══ Records shown

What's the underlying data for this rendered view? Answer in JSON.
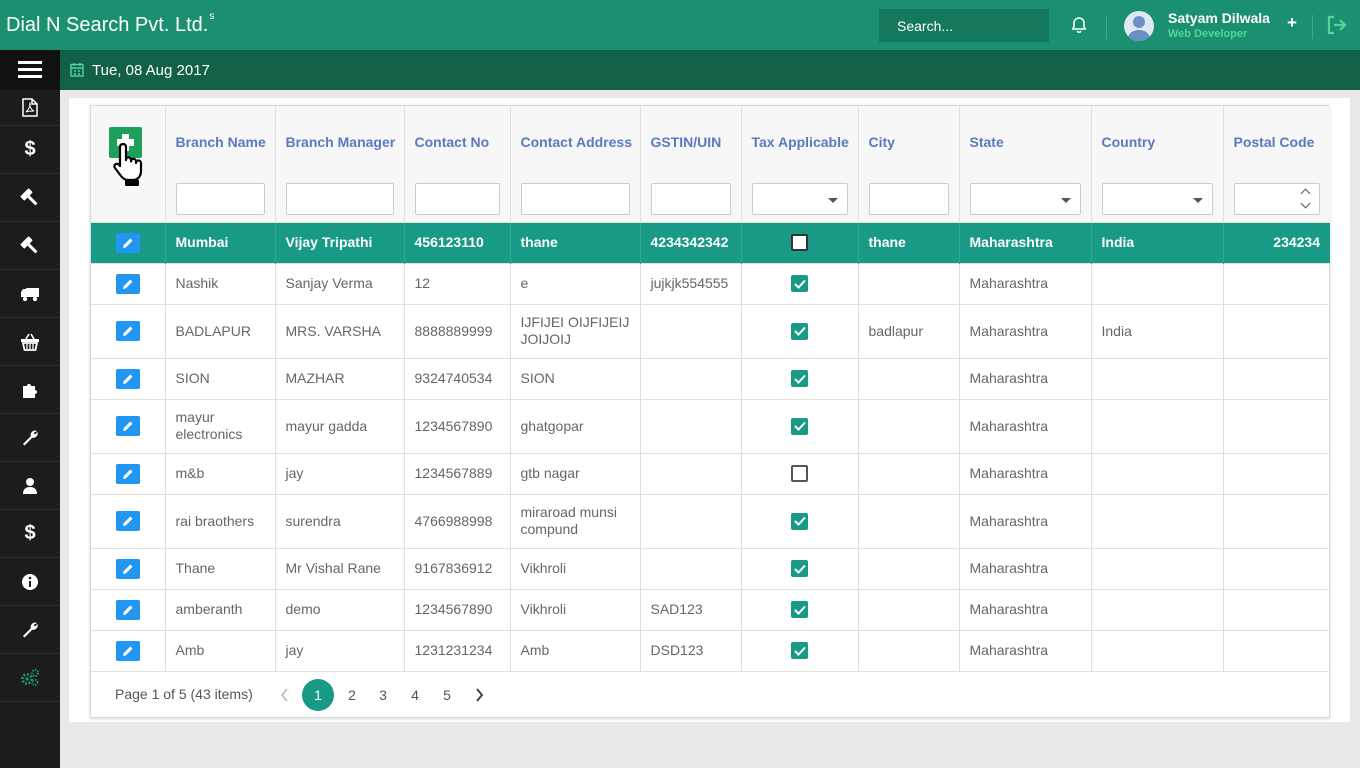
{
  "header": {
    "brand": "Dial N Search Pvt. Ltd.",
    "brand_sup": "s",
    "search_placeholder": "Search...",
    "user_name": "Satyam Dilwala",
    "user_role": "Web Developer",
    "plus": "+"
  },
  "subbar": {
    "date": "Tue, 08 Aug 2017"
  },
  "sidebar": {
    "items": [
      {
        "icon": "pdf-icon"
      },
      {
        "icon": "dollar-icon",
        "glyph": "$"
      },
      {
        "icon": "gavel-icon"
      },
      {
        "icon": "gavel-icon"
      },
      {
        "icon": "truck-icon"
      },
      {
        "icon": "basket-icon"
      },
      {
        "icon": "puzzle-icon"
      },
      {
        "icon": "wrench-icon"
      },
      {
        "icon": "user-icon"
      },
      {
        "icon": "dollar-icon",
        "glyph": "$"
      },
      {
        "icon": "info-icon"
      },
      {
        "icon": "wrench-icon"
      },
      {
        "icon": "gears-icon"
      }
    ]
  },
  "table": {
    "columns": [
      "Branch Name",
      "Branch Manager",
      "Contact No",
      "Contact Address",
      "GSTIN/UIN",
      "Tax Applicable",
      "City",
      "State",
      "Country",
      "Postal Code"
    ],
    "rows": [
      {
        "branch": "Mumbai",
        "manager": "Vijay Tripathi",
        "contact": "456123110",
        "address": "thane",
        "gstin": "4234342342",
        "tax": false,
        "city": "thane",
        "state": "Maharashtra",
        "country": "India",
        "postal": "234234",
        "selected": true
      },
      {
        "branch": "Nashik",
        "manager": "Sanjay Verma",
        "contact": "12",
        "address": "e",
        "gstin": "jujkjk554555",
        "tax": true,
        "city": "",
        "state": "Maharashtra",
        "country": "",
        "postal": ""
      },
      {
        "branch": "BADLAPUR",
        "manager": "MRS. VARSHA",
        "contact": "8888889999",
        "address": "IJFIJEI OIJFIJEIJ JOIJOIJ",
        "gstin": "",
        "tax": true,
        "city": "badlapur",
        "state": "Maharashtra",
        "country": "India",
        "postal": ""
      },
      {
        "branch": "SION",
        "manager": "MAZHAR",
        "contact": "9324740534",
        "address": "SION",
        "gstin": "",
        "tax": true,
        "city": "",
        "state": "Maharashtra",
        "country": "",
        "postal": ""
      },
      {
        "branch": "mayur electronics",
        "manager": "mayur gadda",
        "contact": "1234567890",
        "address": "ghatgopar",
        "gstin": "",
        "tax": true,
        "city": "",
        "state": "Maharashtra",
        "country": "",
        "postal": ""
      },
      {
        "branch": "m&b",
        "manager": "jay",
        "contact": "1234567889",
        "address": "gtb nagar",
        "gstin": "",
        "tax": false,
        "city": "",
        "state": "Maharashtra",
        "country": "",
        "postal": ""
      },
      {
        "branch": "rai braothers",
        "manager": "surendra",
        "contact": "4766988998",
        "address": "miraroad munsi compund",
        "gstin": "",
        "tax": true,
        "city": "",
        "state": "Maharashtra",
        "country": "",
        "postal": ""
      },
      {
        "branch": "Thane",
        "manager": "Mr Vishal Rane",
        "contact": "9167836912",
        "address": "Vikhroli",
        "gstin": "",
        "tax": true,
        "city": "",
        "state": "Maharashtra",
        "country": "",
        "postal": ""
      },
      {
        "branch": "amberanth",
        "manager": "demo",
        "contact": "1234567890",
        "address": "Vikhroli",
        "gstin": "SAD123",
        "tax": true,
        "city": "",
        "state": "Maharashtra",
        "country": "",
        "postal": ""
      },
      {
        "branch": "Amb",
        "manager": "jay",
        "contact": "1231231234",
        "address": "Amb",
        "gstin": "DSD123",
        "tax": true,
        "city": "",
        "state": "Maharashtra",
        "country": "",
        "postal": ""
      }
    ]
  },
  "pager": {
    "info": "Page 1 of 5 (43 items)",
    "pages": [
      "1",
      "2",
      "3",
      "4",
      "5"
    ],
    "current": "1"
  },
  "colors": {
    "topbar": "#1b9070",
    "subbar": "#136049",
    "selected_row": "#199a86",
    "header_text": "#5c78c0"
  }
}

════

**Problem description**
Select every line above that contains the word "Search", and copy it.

**Result of the task**
    "brand": "Dial N Search Pvt. Ltd.",
    "search_placeholder": "Search...",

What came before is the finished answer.